> _ENTRIES SUPPLIED_:

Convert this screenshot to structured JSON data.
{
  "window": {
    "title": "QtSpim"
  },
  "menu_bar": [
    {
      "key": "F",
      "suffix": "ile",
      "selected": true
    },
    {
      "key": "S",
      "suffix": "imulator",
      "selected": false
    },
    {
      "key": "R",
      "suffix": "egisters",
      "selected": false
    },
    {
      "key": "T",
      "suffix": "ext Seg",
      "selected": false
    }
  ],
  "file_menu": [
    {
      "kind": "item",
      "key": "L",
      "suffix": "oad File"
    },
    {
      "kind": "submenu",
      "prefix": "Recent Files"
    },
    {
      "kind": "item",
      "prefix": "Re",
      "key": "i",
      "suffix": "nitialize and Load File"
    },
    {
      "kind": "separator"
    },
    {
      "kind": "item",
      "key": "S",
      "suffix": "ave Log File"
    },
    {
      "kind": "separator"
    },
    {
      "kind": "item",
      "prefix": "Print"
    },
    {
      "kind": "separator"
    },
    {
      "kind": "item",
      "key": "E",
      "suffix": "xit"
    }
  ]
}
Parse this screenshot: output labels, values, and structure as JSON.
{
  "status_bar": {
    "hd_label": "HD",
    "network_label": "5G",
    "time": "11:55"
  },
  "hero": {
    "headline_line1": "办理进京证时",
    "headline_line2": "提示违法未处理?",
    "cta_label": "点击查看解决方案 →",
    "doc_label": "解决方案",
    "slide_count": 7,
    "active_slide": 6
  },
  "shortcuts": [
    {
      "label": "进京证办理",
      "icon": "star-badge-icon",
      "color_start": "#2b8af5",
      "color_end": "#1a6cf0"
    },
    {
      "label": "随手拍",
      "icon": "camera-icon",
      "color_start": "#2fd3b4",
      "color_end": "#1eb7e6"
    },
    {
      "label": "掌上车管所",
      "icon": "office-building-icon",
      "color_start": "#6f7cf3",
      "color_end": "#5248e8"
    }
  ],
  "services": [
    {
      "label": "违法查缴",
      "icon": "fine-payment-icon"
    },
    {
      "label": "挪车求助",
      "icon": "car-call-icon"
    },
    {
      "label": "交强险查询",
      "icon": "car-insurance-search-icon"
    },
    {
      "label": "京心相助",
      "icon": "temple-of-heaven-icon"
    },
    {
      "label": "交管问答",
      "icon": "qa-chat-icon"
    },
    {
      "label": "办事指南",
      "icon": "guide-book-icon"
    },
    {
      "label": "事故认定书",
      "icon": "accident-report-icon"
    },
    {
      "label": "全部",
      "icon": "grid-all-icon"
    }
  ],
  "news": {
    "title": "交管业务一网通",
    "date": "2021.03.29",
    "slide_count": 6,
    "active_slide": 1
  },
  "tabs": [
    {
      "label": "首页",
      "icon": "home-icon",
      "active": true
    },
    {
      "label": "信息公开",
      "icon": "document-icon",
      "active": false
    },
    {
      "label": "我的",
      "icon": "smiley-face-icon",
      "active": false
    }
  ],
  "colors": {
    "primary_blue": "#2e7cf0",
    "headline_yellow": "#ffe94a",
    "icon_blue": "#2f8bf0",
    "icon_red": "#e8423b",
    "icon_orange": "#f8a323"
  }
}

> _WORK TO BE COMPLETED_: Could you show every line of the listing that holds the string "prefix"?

> _FINAL ANSWER_:
      "prefix": "Recent Files"
      "prefix": "Re",
      "prefix": "Print"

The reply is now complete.